Romer's 'Osteology of the reptiles', 'Vertebrate palaeontology' and the
'Vertebrate body'(Parsons co-authors in later editions), are older books ,
but good illustrations and good starting point for getting a broad
understanding of anatomy of various groups (phylogenetic info has aged).

The phylogenetic info is of historical interest...

Other textbooks:
Carroll's 'Patterns and process of vertebrate evolution' and 'vertebrate
paleontology and evolution' are worth looking at.

Updates of Romer's books, but not recent ones. Again more of historical interest.

There is a book by Kenneth Kardong on vertebrate anatomy. It is more neontologically oriented, but at least it's recent.

Benton's 'vertebrate palaeontology'

Comes in three editions. I've seen the 2nd (1997) and the 3rd (2004). Benton being "the man who writes faster than his shadow" (he publishes almost once a month), the update from the 2nd to the 3rd was in places done very sloppily; for example, Benton uncritically accepted the only analysis that ever found the oviraptorosaurs to be birds -- and yet treats *Caudipteryx* in the "Mesozoic sauropsids" chapter rather than the "birds" chapter.
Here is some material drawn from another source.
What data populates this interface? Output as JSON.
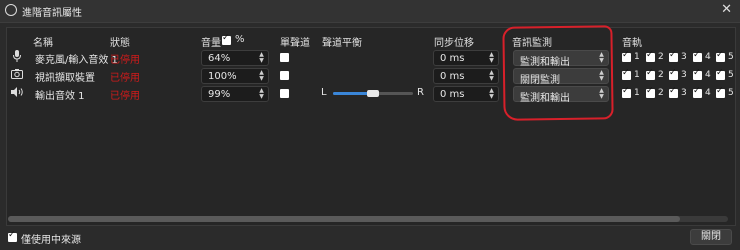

Still, all three versions are great introductions into what wondrous kinds of vertebrates there have been. They are especially noteworthy for treating post-Devonian chondrichthyans and actinopterygians in quite some detail; usually, books of this kind have a rather linear arrangement from amphioxus to man and mostly ignore the "side branches" -- Benton's much less so.

colour coding of skull elements through evolution
from fish to mammals.

Wow! I must get a look at this book!

Glut's huge multi-volume series 'Dinosauria, the encyclopaedia'
includes key references for its entries

Read the original and all four supplements cover-to-cover. (And if you search for it, spell it "encyclopedia".)

Weishampel et al's 'The dinosauria'

A few illustrations are only present in the 1st edition or are larger in the 1st edition. Apart from this, ignore the first edition (1990 -- of historical interest for containing the last cladistic analysis that finds the tyrannosaurs as carnosaurs) and read the second one (2004) cover-to-cover.

For finding scientific literature:
Online databases (usually abavailable through uni libraries and othe
institutions) like 'Web of Science', 'Biological Abstract/Biosis', and
'Zoological Record', and similar geological databases cover a good deal of
the literature...

Bah. Take the DML posts with "new paper" in the title and then look what you can get. On campus at least, you probably have full online access to Nature, Science, PNAS, www.blackwellpublishing.com, and www.sciencedirect.com.